The concerns of Armenian-Americans are understandable. Beginning with his days in the Clinton Administration through his years in Congress, Emanuel’s support has been mixed. It appears—if we are to take Robert Novak’s word for it—Emanuel opposed Clinton Administration affirmation of the Armenian Genocide. And yet, in his first term in Congress in 2003, he cosponsored Armenian Genocide legislation (H.Res.193) and urged President Bush in 2003, 2004 and 2005 to properly characterize the events from 1915-1923 as genocide.

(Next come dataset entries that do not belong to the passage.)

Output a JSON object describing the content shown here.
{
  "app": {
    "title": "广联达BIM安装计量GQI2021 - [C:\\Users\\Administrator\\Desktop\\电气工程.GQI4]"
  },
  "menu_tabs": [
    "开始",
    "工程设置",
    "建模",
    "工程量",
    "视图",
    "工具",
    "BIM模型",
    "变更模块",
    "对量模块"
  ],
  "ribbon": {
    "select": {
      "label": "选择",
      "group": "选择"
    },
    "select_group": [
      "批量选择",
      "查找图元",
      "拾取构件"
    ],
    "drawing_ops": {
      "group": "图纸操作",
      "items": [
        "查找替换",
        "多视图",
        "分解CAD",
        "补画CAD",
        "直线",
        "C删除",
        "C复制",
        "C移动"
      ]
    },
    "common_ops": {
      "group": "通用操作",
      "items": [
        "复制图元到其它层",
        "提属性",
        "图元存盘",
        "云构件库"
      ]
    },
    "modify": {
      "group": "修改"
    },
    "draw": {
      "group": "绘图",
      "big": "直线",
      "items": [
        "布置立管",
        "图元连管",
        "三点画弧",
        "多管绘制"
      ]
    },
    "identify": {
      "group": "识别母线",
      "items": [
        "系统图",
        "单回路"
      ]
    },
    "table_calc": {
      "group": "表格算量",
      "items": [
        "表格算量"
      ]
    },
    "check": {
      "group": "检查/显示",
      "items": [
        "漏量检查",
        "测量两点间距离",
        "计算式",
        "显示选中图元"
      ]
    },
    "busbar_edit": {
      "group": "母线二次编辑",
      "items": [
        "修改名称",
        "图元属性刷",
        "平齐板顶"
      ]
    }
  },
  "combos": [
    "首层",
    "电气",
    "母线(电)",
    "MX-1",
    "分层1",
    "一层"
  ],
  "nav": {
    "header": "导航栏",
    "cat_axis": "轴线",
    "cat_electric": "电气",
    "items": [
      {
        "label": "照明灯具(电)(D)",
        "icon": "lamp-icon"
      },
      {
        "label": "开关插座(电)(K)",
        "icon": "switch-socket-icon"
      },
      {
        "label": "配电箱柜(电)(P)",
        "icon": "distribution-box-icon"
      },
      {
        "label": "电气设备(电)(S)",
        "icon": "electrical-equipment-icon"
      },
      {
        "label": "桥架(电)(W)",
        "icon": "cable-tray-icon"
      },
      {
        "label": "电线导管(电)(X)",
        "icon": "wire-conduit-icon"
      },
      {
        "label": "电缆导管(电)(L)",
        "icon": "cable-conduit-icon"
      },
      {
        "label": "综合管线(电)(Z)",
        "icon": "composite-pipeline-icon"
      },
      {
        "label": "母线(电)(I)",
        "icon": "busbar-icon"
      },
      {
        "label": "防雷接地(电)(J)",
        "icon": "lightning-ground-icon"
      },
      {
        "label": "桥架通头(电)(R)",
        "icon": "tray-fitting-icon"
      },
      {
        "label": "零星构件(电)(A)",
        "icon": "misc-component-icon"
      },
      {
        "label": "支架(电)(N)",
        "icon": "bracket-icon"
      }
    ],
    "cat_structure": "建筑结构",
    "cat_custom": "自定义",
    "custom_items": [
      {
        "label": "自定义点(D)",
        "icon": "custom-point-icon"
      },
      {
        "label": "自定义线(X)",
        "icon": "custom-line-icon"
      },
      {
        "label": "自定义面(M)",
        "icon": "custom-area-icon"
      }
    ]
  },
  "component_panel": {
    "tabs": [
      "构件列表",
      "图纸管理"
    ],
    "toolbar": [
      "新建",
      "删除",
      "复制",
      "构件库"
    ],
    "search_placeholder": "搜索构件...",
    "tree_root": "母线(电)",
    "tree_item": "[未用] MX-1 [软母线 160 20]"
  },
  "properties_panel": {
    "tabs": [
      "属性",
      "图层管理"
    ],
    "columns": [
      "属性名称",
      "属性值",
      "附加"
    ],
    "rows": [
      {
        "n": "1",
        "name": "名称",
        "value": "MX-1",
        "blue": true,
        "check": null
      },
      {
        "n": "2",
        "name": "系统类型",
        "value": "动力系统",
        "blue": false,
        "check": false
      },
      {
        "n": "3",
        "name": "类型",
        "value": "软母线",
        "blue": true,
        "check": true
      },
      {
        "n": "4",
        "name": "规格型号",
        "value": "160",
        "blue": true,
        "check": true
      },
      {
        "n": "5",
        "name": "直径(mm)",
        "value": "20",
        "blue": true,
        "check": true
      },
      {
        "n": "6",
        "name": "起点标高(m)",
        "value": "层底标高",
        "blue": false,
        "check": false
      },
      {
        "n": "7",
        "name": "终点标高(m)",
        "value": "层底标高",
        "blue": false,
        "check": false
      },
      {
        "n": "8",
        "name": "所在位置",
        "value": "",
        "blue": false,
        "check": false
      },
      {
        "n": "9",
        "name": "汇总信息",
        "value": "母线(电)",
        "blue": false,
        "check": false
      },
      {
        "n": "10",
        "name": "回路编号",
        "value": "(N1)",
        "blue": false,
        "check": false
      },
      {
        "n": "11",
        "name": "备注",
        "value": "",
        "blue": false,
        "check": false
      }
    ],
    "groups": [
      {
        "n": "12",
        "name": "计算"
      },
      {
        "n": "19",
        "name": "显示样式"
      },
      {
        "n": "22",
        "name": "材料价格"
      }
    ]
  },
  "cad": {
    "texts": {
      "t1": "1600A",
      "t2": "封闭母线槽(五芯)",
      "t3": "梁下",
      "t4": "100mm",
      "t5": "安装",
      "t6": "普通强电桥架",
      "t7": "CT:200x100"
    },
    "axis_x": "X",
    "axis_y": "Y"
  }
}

Back then, Emanuel wasn’t afraid to question U.S. assistance to Turkey. In fact, in February 2003, when Congress was considering a $24 billion aid package to Turkey in return for allowing U.S. troops to open up a northern front to battle Iraqi insurgents, Emanuel was positively poetic in listing the myriad of domestic uses for those funds—from “no child left behind programs,” to college tuition assistance. Turkey eventually blocked U.S. troops from setting up the northern front.

Since 2006, it appears Emanuel has gone back to his Clinton-Administration days, counseling Speaker Pelosi not to place the Armenian Genocide resolution on the House agenda—advice that Pelosi and the House leadership did not heed.

Read the rest of this entry »

Category: Armenian Genocide, Denial, Turkey, US Elections | No Comments »

Defeating Foreign Influence

May 5th, 2008 by hyeoctane

k_street.jpgIn the 1930s, it was revealed that the Nazi government had hired the Ivy Lee public relations firm to do its bidding within the United States.  This revelation led to the adoption of the Foreign Agents Registration Act of 1938 (FARA), which required firms lobbying for foreign governments to register their activities with the Justice Department.

By making such activities public, FARA was expected to result in the reduction and near elimination of such foreign lobbying on U.S. soil.  However, the practice has only expanded and further developed over time.

Today, virtually any country willing to pay the right price can hire the infamous K Street lobby firms to push their agenda in the American political arena.  These firms are often comprised of former lawmakers, executive branch officials, academics and top public relations specialists.

Oppressive regimes and dictators ranging from Mobutu in Zaire, Saddam Hussein in Iraq, the military junta in Burma, and the apartheid regime in South Africa, at one-time or another, have all employed such firms to curry favor in Washington and candy-coat their image.

Of course, Turkey is one of the most notorious foreign employers of Washington lobbyists.  For years, it has paid millions of dollars to such firms as International Advisors Inc., The Livingston Group, Fleishman-Hillard, and DLA Piper to suppress recognition of the Armenian Genocide in the U.S., just as it stifles discussion of the issue within its own borders.

This point highlights the fact that ending Turkey’s gag rule on the United States and passing H.Res.106 (the Armenian Genocide Resolution) is about more than reaffirming a historical truth; it’s about taking democracy out of the hands of K Street lobbyists and their foreign backers and putting it back in the hands of the citizenry.

There is an undeniable democratic deficit in the U.S. when the media and elected officials are pressured and persuaded to accept certain policies at the behest of foreign agents.  We must work to eliminate foreign influence over what happens in our country.

Recognition of the Armenian Genocide is an inseparable part of this larger struggle for democracy and ending lobbyist control over our government.

Category: Armenian Genocide, Denial | No Comments »